## Brief
Without altering anything, repeat each of the records.

++++

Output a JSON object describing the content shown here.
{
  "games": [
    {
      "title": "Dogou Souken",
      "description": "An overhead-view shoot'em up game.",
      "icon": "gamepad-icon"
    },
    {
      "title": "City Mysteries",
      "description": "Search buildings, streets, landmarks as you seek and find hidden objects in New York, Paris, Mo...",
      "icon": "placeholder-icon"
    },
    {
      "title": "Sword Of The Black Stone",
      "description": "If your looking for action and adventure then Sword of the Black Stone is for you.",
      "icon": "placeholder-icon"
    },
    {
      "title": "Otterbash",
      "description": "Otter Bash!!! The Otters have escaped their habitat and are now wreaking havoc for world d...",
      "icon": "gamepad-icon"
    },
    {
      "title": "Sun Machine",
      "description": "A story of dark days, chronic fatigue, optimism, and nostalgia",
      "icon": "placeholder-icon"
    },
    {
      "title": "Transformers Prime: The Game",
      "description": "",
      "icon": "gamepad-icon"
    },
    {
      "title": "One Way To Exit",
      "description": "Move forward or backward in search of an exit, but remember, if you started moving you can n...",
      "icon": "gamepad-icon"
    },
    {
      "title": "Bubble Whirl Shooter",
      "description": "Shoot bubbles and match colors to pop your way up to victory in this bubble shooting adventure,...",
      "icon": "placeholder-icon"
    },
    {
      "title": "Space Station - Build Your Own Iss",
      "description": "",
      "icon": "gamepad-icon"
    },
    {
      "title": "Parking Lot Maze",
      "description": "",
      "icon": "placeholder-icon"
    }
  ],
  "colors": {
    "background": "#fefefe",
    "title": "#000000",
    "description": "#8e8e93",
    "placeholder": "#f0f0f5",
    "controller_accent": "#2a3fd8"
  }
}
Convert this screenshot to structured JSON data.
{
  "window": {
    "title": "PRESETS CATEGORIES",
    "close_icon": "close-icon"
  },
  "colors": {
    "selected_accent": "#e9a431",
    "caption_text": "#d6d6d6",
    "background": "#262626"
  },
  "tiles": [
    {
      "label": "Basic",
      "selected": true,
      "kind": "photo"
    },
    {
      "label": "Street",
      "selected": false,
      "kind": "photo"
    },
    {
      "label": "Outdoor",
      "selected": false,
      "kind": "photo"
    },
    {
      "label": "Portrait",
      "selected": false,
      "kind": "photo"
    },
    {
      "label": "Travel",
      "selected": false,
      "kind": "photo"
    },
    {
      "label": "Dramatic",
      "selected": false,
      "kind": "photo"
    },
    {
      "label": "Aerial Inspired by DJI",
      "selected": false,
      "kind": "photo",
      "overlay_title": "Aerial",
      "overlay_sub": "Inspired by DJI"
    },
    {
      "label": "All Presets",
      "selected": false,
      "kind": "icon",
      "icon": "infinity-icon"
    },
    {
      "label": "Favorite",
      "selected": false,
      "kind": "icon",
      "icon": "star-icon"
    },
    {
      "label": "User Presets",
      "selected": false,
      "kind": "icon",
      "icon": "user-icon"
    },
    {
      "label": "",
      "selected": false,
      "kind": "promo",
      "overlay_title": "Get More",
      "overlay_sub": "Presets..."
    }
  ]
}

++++

## Reply to the exercise
Output a JSON object describing the content shown here.
{
  "games": [
    {
      "title": "Dogou Souken",
      "description": "An overhead-view shoot'em up game.",
      "icon": "gamepad-icon"
    },
    {
      "title": "City Mysteries",
      "description": "Search buildings, streets, landmarks as you seek and find hidden objects in New York, Paris, Mo...",
      "icon": "placeholder-icon"
    },
    {
      "title": "Sword Of The Black Stone",
      "description": "If your looking for action and adventure then Sword of the Black Stone is for you.",
      "icon": "placeholder-icon"
    },
    {
      "title": "Otterbash",
      "description": "Otter Bash!!! The Otters have escaped their habitat and are now wreaking havoc for world d...",
      "icon": "gamepad-icon"
    },
    {
      "title": "Sun Machine",
      "description": "A story of dark days, chronic fatigue, optimism, and nostalgia",
      "icon": "placeholder-icon"
    },
    {
      "title": "Transformers Prime: The Game",
      "description": "",
      "icon": "gamepad-icon"
    },
    {
      "title": "One Way To Exit",
      "description": "Move forward or backward in search of an exit, but remember, if you started moving you can n...",
      "icon": "gamepad-icon"
    },
    {
      "title": "Bubble Whirl Shooter",
      "description": "Shoot bubbles and match colors to pop your way up to victory in this bubble shooting adventure,...",
      "icon": "placeholder-icon"
    },
    {
      "title": "Space Station - Build Your Own Iss",
      "description": "",
      "icon": "gamepad-icon"
    },
    {
      "title": "Parking Lot Maze",
      "description": "",
      "icon": "placeholder-icon"
    }
  ],
  "colors": {
    "background": "#fefefe",
    "title": "#000000",
    "description": "#8e8e93",
    "placeholder": "#f0f0f5",
    "controller_accent": "#2a3fd8"
  }
}
Convert this screenshot to structured JSON data.
{
  "window": {
    "title": "PRESETS CATEGORIES",
    "close_icon": "close-icon"
  },
  "colors": {
    "selected_accent": "#e9a431",
    "caption_text": "#d6d6d6",
    "background": "#262626"
  },
  "tiles": [
    {
      "label": "Basic",
      "selected": true,
      "kind": "photo"
    },
    {
      "label": "Street",
      "selected": false,
      "kind": "photo"
    },
    {
      "label": "Outdoor",
      "selected": false,
      "kind": "photo"
    },
    {
      "label": "Portrait",
      "selected": false,
      "kind": "photo"
    },
    {
      "label": "Travel",
      "selected": false,
      "kind": "photo"
    },
    {
      "label": "Dramatic",
      "selected": false,
      "kind": "photo"
    },
    {
      "label": "Aerial Inspired by DJI",
      "selected": false,
      "kind": "photo",
      "overlay_title": "Aerial",
      "overlay_sub": "Inspired by DJI"
    },
    {
      "label": "All Presets",
      "selected": false,
      "kind": "icon",
      "icon": "infinity-icon"
    },
    {
      "label": "Favorite",
      "selected": false,
      "kind": "icon",
      "icon": "star-icon"
    },
    {
      "label": "User Presets",
      "selected": false,
      "kind": "icon",
      "icon": "user-icon"
    },
    {
      "label": "",
      "selected": false,
      "kind": "promo",
      "overlay_title": "Get More",
      "overlay_sub": "Presets..."
    }
  ]
}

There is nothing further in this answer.